The other day I saw an article headlined "Yes, You Can Make Your Own Electrolyte Drinks (and Gels!)". My first thought was, "Yes, you CAN, but why would you?"
The writer noted that making your own sports drinks (the recipes were for fruit juice-based drinks) and gels (mostly mashed up fruit and added sugar or honey) is "easy" and can save you some money. Saving money on fruit is a lot easier in California than it is in Singapore, but my main issue with the article was that the companies making sports nutrition products have spent tens of millions of dollars on research, figuring out the best way to help you perform at your best over several hours (or far longer).

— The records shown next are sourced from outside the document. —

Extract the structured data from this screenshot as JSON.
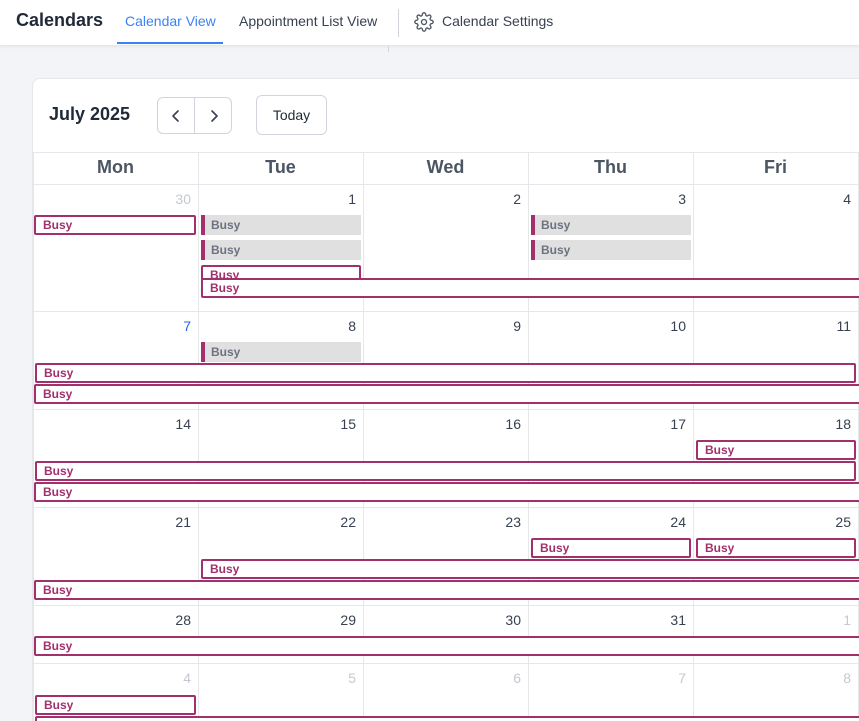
{
  "header": {
    "app_title": "Calendars",
    "tabs": [
      {
        "label": "Calendar View",
        "active": true
      },
      {
        "label": "Appointment List View",
        "active": false
      },
      {
        "label": "Calendar Settings",
        "active": false
      }
    ]
  },
  "toolbar": {
    "month_label": "July 2025",
    "prev_icon": "chevron-left-icon",
    "next_icon": "chevron-right-icon",
    "today_label": "Today"
  },
  "calendar": {
    "weekdays": [
      "Mon",
      "Tue",
      "Wed",
      "Thu",
      "Fri"
    ],
    "weeks": [
      [
        "30",
        "1",
        "2",
        "3",
        "4"
      ],
      [
        "7",
        "8",
        "9",
        "10",
        "11"
      ],
      [
        "14",
        "15",
        "16",
        "17",
        "18"
      ],
      [
        "21",
        "22",
        "23",
        "24",
        "25"
      ],
      [
        "28",
        "29",
        "30",
        "31",
        "1"
      ],
      [
        "4",
        "5",
        "6",
        "7",
        "8"
      ]
    ],
    "event_label": "Busy"
  },
  "colors": {
    "accent": "#3b82f6",
    "event": "#a1306c",
    "event_fill": "#e0e0e0",
    "today": "#2563eb"
  }
}
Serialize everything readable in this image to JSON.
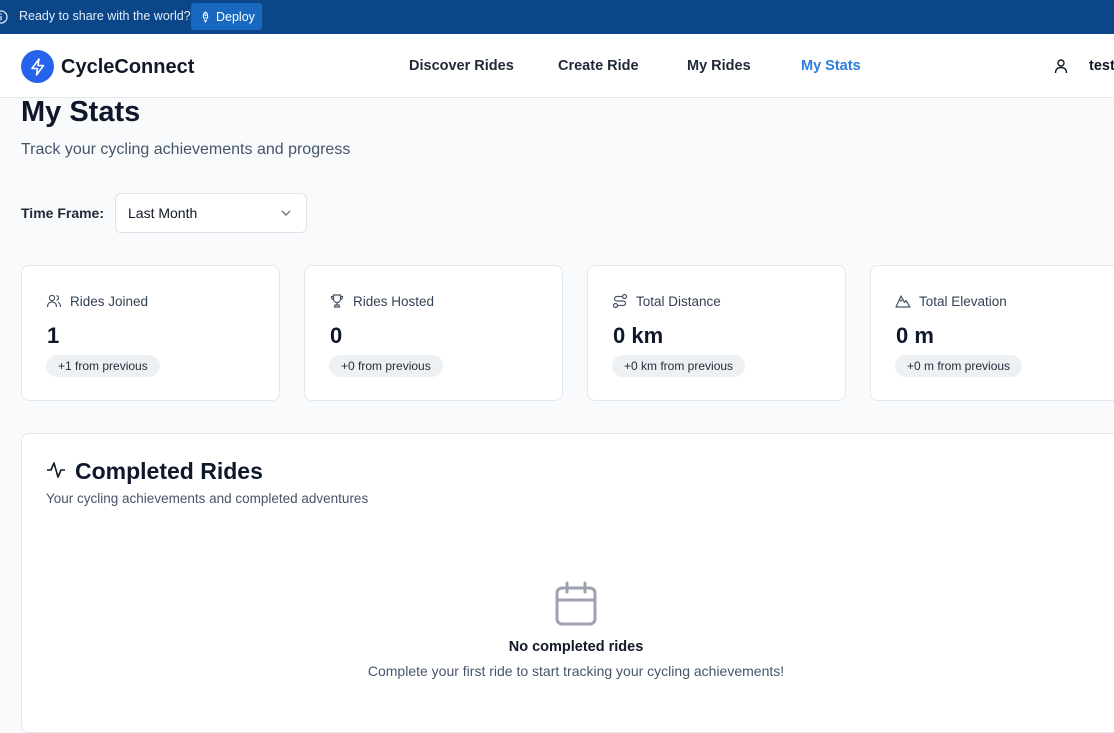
{
  "banner": {
    "text": "Ready to share with the world?",
    "deploy_label": "Deploy"
  },
  "navbar": {
    "brand": "CycleConnect",
    "links": [
      {
        "label": "Discover Rides",
        "active": false
      },
      {
        "label": "Create Ride",
        "active": false
      },
      {
        "label": "My Rides",
        "active": false
      },
      {
        "label": "My Stats",
        "active": true
      }
    ],
    "user_name": "test"
  },
  "page": {
    "title": "My Stats",
    "subtitle": "Track your cycling achievements and progress"
  },
  "timeframe": {
    "label": "Time Frame:",
    "selected": "Last Month"
  },
  "stats": [
    {
      "icon": "users-icon",
      "label": "Rides Joined",
      "value": "1",
      "change": "+1 from previous"
    },
    {
      "icon": "trophy-icon",
      "label": "Rides Hosted",
      "value": "0",
      "change": "+0 from previous"
    },
    {
      "icon": "route-icon",
      "label": "Total Distance",
      "value": "0 km",
      "change": "+0 km from previous"
    },
    {
      "icon": "mountain-icon",
      "label": "Total Elevation",
      "value": "0 m",
      "change": "+0 m from previous"
    }
  ],
  "completed": {
    "title": "Completed Rides",
    "subtitle": "Your cycling achievements and completed adventures",
    "empty_title": "No completed rides",
    "empty_subtitle": "Complete your first ride to start tracking your cycling achievements!"
  },
  "colors": {
    "banner_bg": "#0b4688",
    "accent": "#2563eb",
    "active_link": "#2b7de0"
  }
}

As a trained nutritionist and ultrarunner I know from personal experience 1) how important it is to keep your tank full of fuel, and 2) how difficult it can be to get your digestive system to accept fuel while you're pushing your body hard, in a race or training.
What do I mean when I say "fuel"? Well, your body requires three things: 1) water, 2), electrolytes and 3) calories. Even if you're only sitting on the couch all day, your body requires those three things. If you're out doing sport, especially in Singapore heat, you require more of each.
Firstly, how much water do you need to consume every day? Water is the main component of blood, it cushions the spinal cord and brain, and it regulates body temperature. Maintaining fluid balance within your body is the single most important factor in sustaining a high level of athletic performance. You should aim to consume 1.5-2 litres of water daily.
Secondly, what are electrolytes? Electrolytes are chemicals that conduct electricity when mixed with water. The electrolytes in human bodies include: sodium, potassium, calcium, magnesium, bicarbonate, chloride and phosphate. They regulate nerve and muscle function, hydrate the body, balance blood acidity and pressure, and help rebuild damaged tissue. The symptoms of electrolyte imbalance can include twitching, weakness and, if unchecked, seizures and heart rhythm disturbances. Obviously, then, you need electrolytes!
Finally, calories. Exercising muscles rely on carbohydrates as their main source of fuel. In the body, all carbohydrate is eventually converted to blood glucose, or stored in the liver and muscles as glycogen, and any excess carbohydrate is stored as fat. The level of glycogen in your muscles before you start exercise is the most important fuel determinant of performance.
Can't your body rely on its stores of fat rather than replacement sports nutrition? Yes, and no. Your body has plenty of fat it can turn into energy, but fat is hard to burn. A typical athlete weighing 80 kilogrammes has body fat stores of 75,000 calories, enough to run 250 kilometres; at the same time, he has just 1800 calories of muscle glycogen, enough to run just 32 kilometres. So if you are trying to perform at a high level, you need to refuel faster than your body can tap into its reserves of energy stored in fat.
A final nutrition requirement is protein. Proteins are the body's building blocks, essential to building (and repairing) muscles. Inadequate protein intake can lead to over-training syndrome, overuse injuries, slow recovery, and a depressed immune system (leading to illness).
So, yes, you can try to DIY your sports nutrition, but if you do, I suggest you start reading up on the subject! A whole lot of research has gone into the development of products that allow athletes to perform at their peak, for hours on end, without stomach upset.
At Red Dot Running Company we're always happy to talk to customers about sports nutrition, and I frequently give talks on the subject, and am asked to consult in detail with customers who are undertaking tough multi-day events (such as the Marathon de Sables ultramarathon or the Race Across America (RAAM), "the world's toughest bicycle race”.
In the shop we carry sports nutrition products from Tailwind, Veloforte, Unived, Spring Energy, Muir Energy, Mag-On, Overstim.s and BIX. Contact us to have a chat about what might work best for you!